You are legally responsible for what you post and your anonymity is not guaranteed.
 
Posts that insult, defame, threaten, harass or abuse other readers or people mentioned in IBJ editorial content are also subject to removal. Please respect the privacy of individuals and refrain from posting personal information.
 
No solicitations, spamming or advertisements are allowed. Readers may post links to other informational websites that are relevant to the topic at hand, but please do not link to objectionable material.
 
We may remove messages that are unrelated to the topic, encourage illegal activity, use all capital letters or are unreadable.
 

Messages that are flagged by readers as objectionable will be reviewed and may or may not be removed. Please do not flag a post simply because you disagree with it.

Sponsored by
ADVERTISEMENT

facebook - twitter on Facebook & Twitter

Follow on TwitterFollow IBJ on Facebook:
Follow on TwitterFollow IBJ's Tweets on these topics:
 
Subscribe to IBJ
  1. If I were a developer I would be looking at the Fountain Square and Fletcher Place neighborhoods instead of Broad Ripple. I would avoid the dysfunctional BRVA with all of their headaches. It's like deciding between a Blackberry or an iPhone 5s smartphone. BR is greatly in need of updates. It has become stale and outdated. Whereas Fountain Square, Fletcher Place and Mass Ave have become the "new" Broad Ripples. Every time I see people on the strip in BR on the weekend I want to ask them, "How is it you are not familiar with Fountain Square or Mass Ave? You have choices and you choose BR?" Long vacant storefronts like the old Scholar's Inn Bake House and ZA, both on prominent corners, hurt the village's image. Many business on the strip could use updated facades. Cigarette butt covered sidewalks and graffiti covered walls don't help either. The whole strip just looks like it needs to be power washed. I know there is more to the BRV than the 700-1100 blocks of Broad Ripple Ave, but that is what people see when they think of BR. It will always be a nice place live, but is quickly becoming a not-so-nice place to visit.

  2. I sure hope so and would gladly join a law suit against them. They flat out rob people and their little punk scam artist telephone losers actually enjoy it. I would love to run into one of them some day!!

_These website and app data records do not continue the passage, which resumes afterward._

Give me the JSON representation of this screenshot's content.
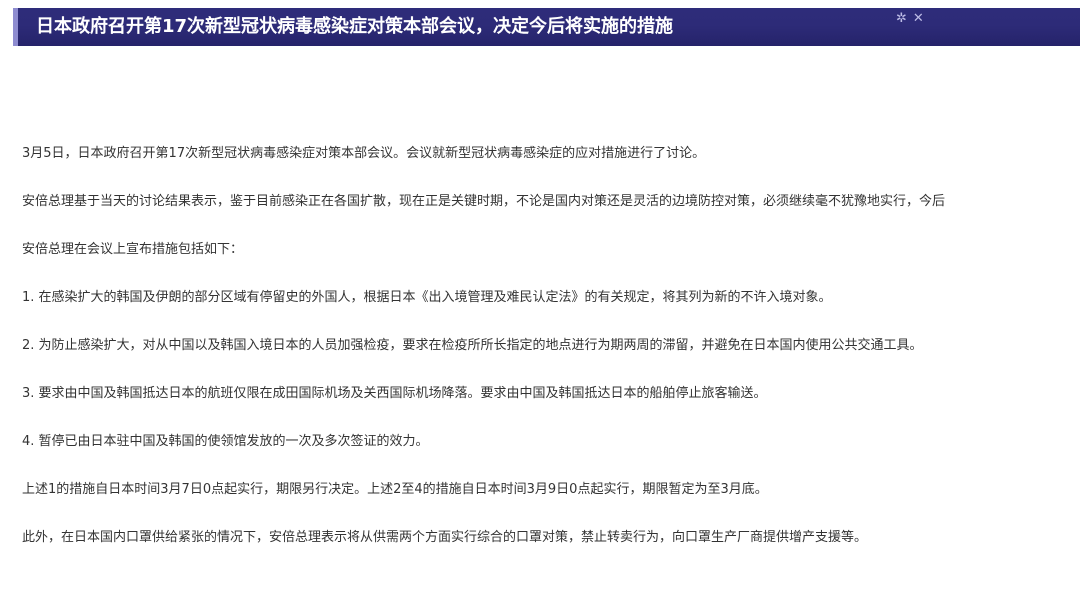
{
  "header": {
    "title": "日本政府召开第17次新型冠状病毒感染症对策本部会议，决定今后将实施的措施",
    "settings_icon": "✲",
    "close_icon": "✕"
  },
  "article": {
    "paragraphs": [
      "3月5日，日本政府召开第17次新型冠状病毒感染症对策本部会议。会议就新型冠状病毒感染症的应对措施进行了讨论。",
      "安倍总理基于当天的讨论结果表示，鉴于目前感染正在各国扩散，现在正是关键时期，不论是国内对策还是灵活的边境防控对策，必须继续毫不犹豫地实行，今后",
      "安倍总理在会议上宣布措施包括如下：",
      "1. 在感染扩大的韩国及伊朗的部分区域有停留史的外国人，根据日本《出入境管理及难民认定法》的有关规定，将其列为新的不许入境对象。",
      "2. 为防止感染扩大，对从中国以及韩国入境日本的人员加强检疫，要求在检疫所所长指定的地点进行为期两周的滞留，并避免在日本国内使用公共交通工具。",
      "3. 要求由中国及韩国抵达日本的航班仅限在成田国际机场及关西国际机场降落。要求由中国及韩国抵达日本的船舶停止旅客输送。",
      "4. 暂停已由日本驻中国及韩国的使领馆发放的一次及多次签证的效力。",
      "上述1的措施自日本时间3月7日0点起实行，期限另行决定。上述2至4的措施自日本时间3月9日0点起实行，期限暂定为至3月底。",
      "此外，在日本国内口罩供给紧张的情况下，安倍总理表示将从供需两个方面实行综合的口罩对策，禁止转卖行为，向口罩生产厂商提供增产支援等。"
    ]
  }
}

  3. Biggest scam ever!! Took 307 out of my bank ac count. Never received a single call! They prey on new small business and flat out rob them! Do not sign up with these thieves. I filed a complaint with the ftc. I suggest doing the same ic they robbed you too.

  4. Woohoo! We're #200!!! Absolutely disgusting. Bring on the congestion. Indianapolis NEEDS it.

  5. So Westfield invested about $30M in developing Grand Park and attendance to date is good enough that local hotel can't meet the demand. Carmel invested $180M in the Palladium - which generates zero hotel demand for its casino acts. Which Mayor made the better decision?

ADVERTISEMENT